I watched Natalie Portman’s A Tale of Love and Darkness last year, which is based on the autobiographical novel of the same name by Israeli author Amos Oz. But this collection of eight short stories was my first read by the author and now I’m intrigued to find more of his works.
Amos Oz’s compelling new fiction offers revelatory glimpses into the secrets and frustrations of the human heart, played out by a community of misfits united by political disagreement, intense dissatisfaction and lifetimes of words left unspoken.
Ariella, unhappy in love, confides in the woman whose husband she stole; Nahum, a devoted father, can’t find the words to challenge his daughter’s promiscuous lover; the old idealists deplore the apathy of the young, while the young are so used to kibbutz life that they can’t work out if they’re impassioned or indifferent. Arguments about war, government, travel and children are feverishly taken up and quickly abandoned – and amid this group of people unwilling and unable to say what they mean, Martin attempts to teach Esperanto.
While Between Friends was certainly a quick read, only two tales out of the eight stood out in my eyes. The first one being the introducing story, “The King of Norway,” which chronicles the life of Zvi Provizor, a middle-age bachelor who likes to carry the sorrows of the world on his shoulders. (“Closing your eyes to the cruelty of life is, in my opinion, both stupid and sinful. There’s very little we can do about it. So we have to at least acknowledge it.”)
This story resonated deeply with its discussions of Provizor’s emotional issues, in particular the fact that he doesn’t like being touched.

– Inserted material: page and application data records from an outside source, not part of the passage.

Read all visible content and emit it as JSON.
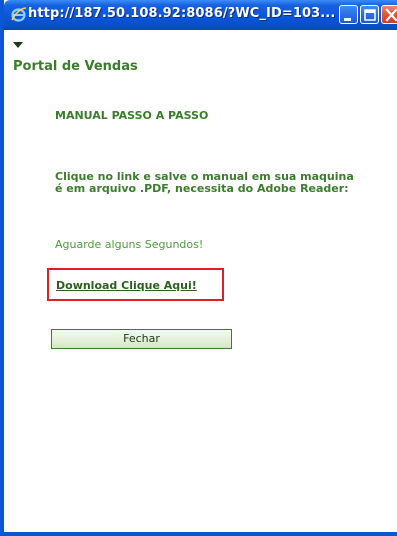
{
  "window": {
    "title": "http://187.50.108.92:8086/?WC_ID=103...",
    "icon": "internet-explorer-icon",
    "controls": [
      "minimize-icon",
      "maximize-icon",
      "close-icon"
    ],
    "accent_color": "#0a57d6"
  },
  "page": {
    "portal_title": "Portal de Vendas",
    "manual_title": "MANUAL PASSO A PASSO",
    "instructions": "Clique no link e salve o manual em sua maquina é em arquivo .PDF, necessita do Adobe Reader:",
    "wait_text": "Aguarde alguns Segundos!",
    "download_link": "Download Clique Aqui!",
    "close_button": "Fechar",
    "text_color": "#3a7d2b",
    "highlight_color": "#e02020"
  }
}
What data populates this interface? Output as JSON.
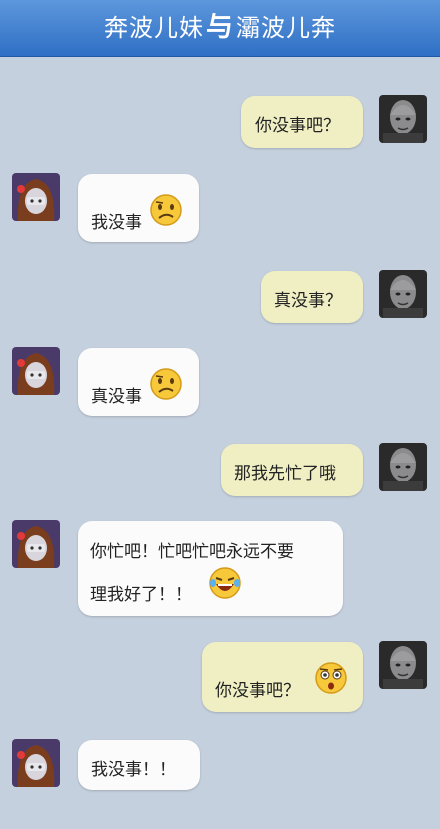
{
  "header": {
    "title_left": "奔波儿妹",
    "title_mid": "与",
    "title_right": "灞波儿奔"
  },
  "messages": [
    {
      "side": "right",
      "text": "你没事吧？"
    },
    {
      "side": "left",
      "text": "我没事",
      "emoji": "confused-face-icon"
    },
    {
      "side": "right",
      "text": "真没事？"
    },
    {
      "side": "left",
      "text": "真没事",
      "emoji": "confused-face-icon"
    },
    {
      "side": "right",
      "text": "那我先忙了哦"
    },
    {
      "side": "left",
      "line1": "你忙吧！忙吧忙吧永远不要",
      "line2": "理我好了！！",
      "emoji": "laughing-crying-face-icon"
    },
    {
      "side": "right",
      "text": "你没事吧？",
      "emoji": "shocked-face-icon"
    },
    {
      "side": "left",
      "text": "我没事！！"
    }
  ]
}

“Never in his adult life had he touched another person intentionally, and he went rigid whenever he was touched. He loved the feel of loose earth and the softness of young stems, but the touch of others, men or women, caused his entire body to stiffen and contract as if he’d been burned. He always tried to avoid handshakes, pats on the back, or the accidental rubbing of elbows at the table in the dining hall.”
And the following tale I liked was titled “Father,” which follows sixteen-year-old Moshe Yashar with his quiet and gentle manner. It delivered everything I didn’t know I wanted from this collection. And the one thing that stood out the most was this next paragraph on animal cruelty and veganism.
“Someday, Moshe thought, a future generation will call us murderers, unable to comprehend how we could eat the flesh of creatures like ourselves, rob them of the feel of the earth and the smell of the grass, hatch them in automatic incubators, raise them in crowded cages, force-feed them, steal all their eggs before they hatch, and finally, slit their throats, pluck their feathers, tear them limb from limb, gorge ourselves on them and drool and lick the fat from our lips.”
Such a powerful passage to secure my ongoing interest. To paraphrase Moshe, I kept finding myself deeply touched by the enigmas contained in these pages. Discussing “big, simple truths: loneliness and longing, desire and death.”
However, one subtle thing I noticed the more I read on was how similarly the inner qualities of the narrators were described. The word ‘quiet’ was used an absurd amount of times to describe every single one of them. We had “quietly persistent,” “quiet” and “composed,” “quiet persistence,” etc. So either the translator or the author went a little overboard… And this then lead to each short story blending into the next one, until it became difficult to distinguish the voices.
On a brighter note, I did enjoy the fact that all the tales were connected in one way or another, so that we got closure on certain storylines that weren’t quite finished before. Also, I cherished the fact that these quietly moving stories were set on around the kibbutz movement.
All in all: This was a great introduction to Amos Oz’s writing style and I’m eager to continue on.